Anakin's fantastically lame pick-up lines. Indeed, how is a teenage Padawan Learner, training under the
Jedi who follow a strict no-relationship code, and without access to prime-time TV shows, supposed to
know the delicate art of wooing a woman? No, what bothers me here is that Amidala succumbs
to his socially-inept come-ons. I just don't see it.
A minor problem I had with Episode II was consistency. It starts off well enough, but then slides
into a dry spell before picking up exponentially. Most movies have dry spots, of course, but the
contrast between Episode II's boring and action-packed scenes is so pronounced that it damaged
the flow of the movie.
The last thing that bothered me, and has been an albatross around Episode II's neck since long
before opening day, is the title. "Attack of the Clones?" I understand Lucas' reasoning behind
it, but it's still about as cheesy as it could get. Worse yet, after watching Episode II, I feel
the title doesn't accurately represent the movie. It conjures the wrong connotation. "The Phantom
Menace" I could see. "Attack of the Clones" seems erroneous.
So, what's to like about Episode II? The breathtaking visuals and great action sequences are a given,
but there's more than that. While Episode I merely hinted at what's to come, Episode II started filling
in those blanks.
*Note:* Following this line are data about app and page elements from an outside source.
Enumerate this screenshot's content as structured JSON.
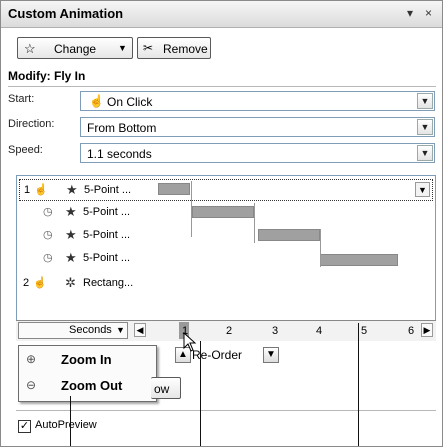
{
  "panel": {
    "title": "Custom Animation",
    "dropdown_glyph": "▾",
    "close_glyph": "×"
  },
  "toolbar": {
    "change_label": "Change",
    "remove_label": "Remove"
  },
  "modify": {
    "heading": "Modify: Fly In",
    "start": {
      "label": "Start:",
      "value": "On Click"
    },
    "direction": {
      "label": "Direction:",
      "value": "From Bottom"
    },
    "speed": {
      "label": "Speed:",
      "value": "1.1 seconds"
    }
  },
  "animation_list": [
    {
      "number": "1",
      "trigger_icon": "mouse-click-icon",
      "effect_icon": "star-effect-icon",
      "name": "5-Point ...",
      "selected": true
    },
    {
      "number": "",
      "trigger_icon": "clock-icon",
      "effect_icon": "star-effect-icon",
      "name": "5-Point ...",
      "selected": false
    },
    {
      "number": "",
      "trigger_icon": "clock-icon",
      "effect_icon": "star-effect-icon",
      "name": "5-Point ...",
      "selected": false
    },
    {
      "number": "",
      "trigger_icon": "clock-icon",
      "effect_icon": "star-effect-icon",
      "name": "5-Point ...",
      "selected": false
    },
    {
      "number": "2",
      "trigger_icon": "mouse-click-icon",
      "effect_icon": "shape-effect-icon",
      "name": "Rectang...",
      "selected": false
    }
  ],
  "timeline": {
    "seconds_label": "Seconds",
    "ticks": [
      "1",
      "2",
      "3",
      "4",
      "5",
      "6"
    ]
  },
  "zoom_menu": {
    "zoom_in": "Zoom In",
    "zoom_out": "Zoom Out"
  },
  "reorder": {
    "label": "Re-Order",
    "partial_button_label": "ow"
  },
  "autopreview": {
    "label": "AutoPreview",
    "checked": true
  }
}
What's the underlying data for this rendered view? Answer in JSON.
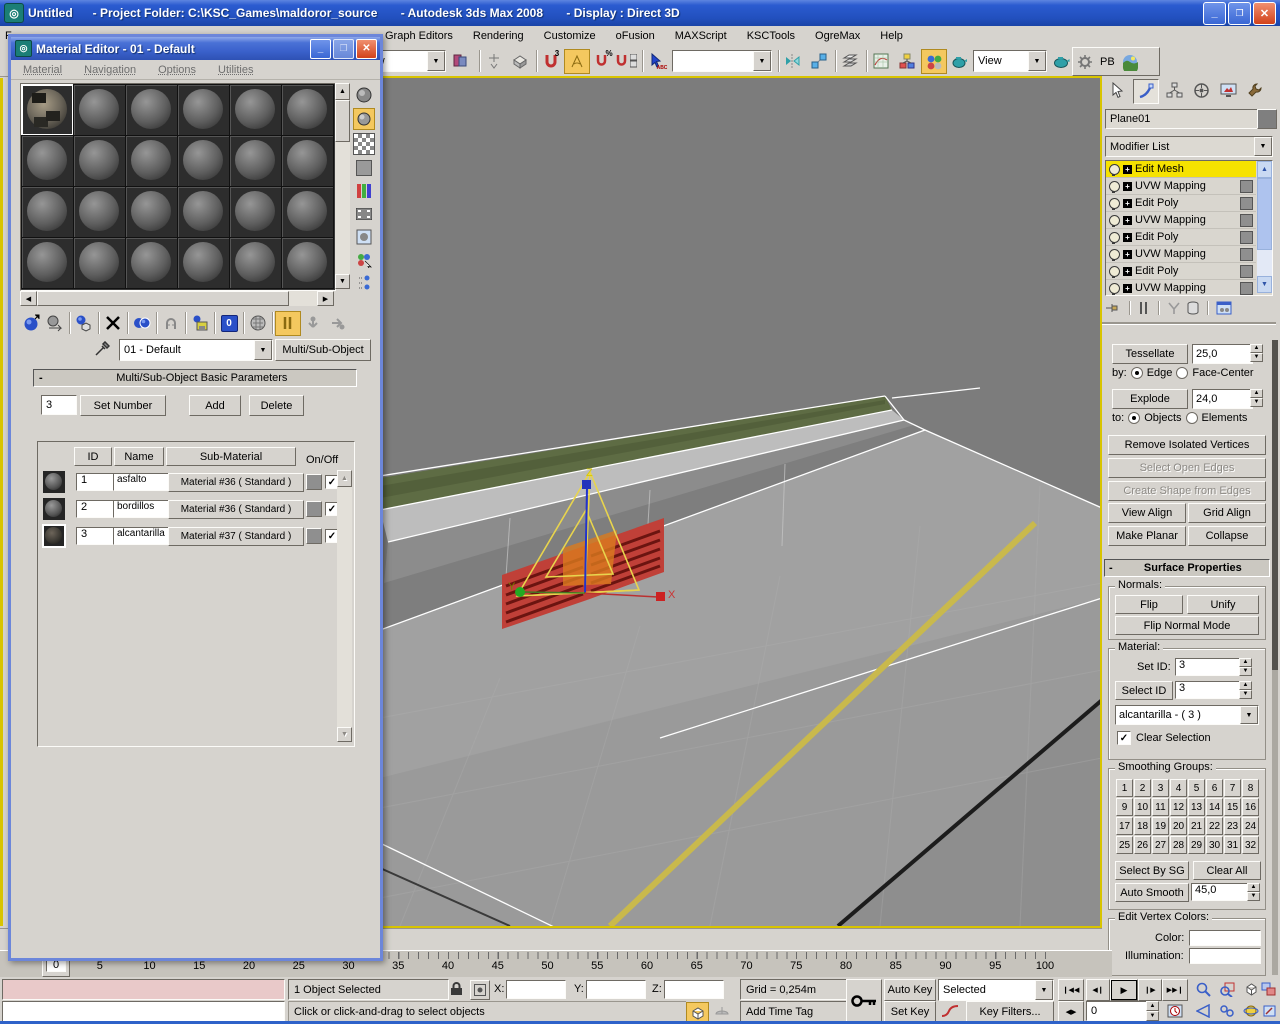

The plot, surprisingly non-formulaic, is filled with intrigue if you look close
enough. The story was actually interesting. It's much darker than Episode I. Parts even have an
Empire Strikes Back feel to them (a good thing). Then there's the Jar Jar Binks component. You probably
know, he is in this movie and does speak from time to time. But his bumbling doesn't save the day
this time. Quite the opposite, actually. I think I'll just leave it at that.
Oh, yeah, one more thing. Don't piss off the little green guy.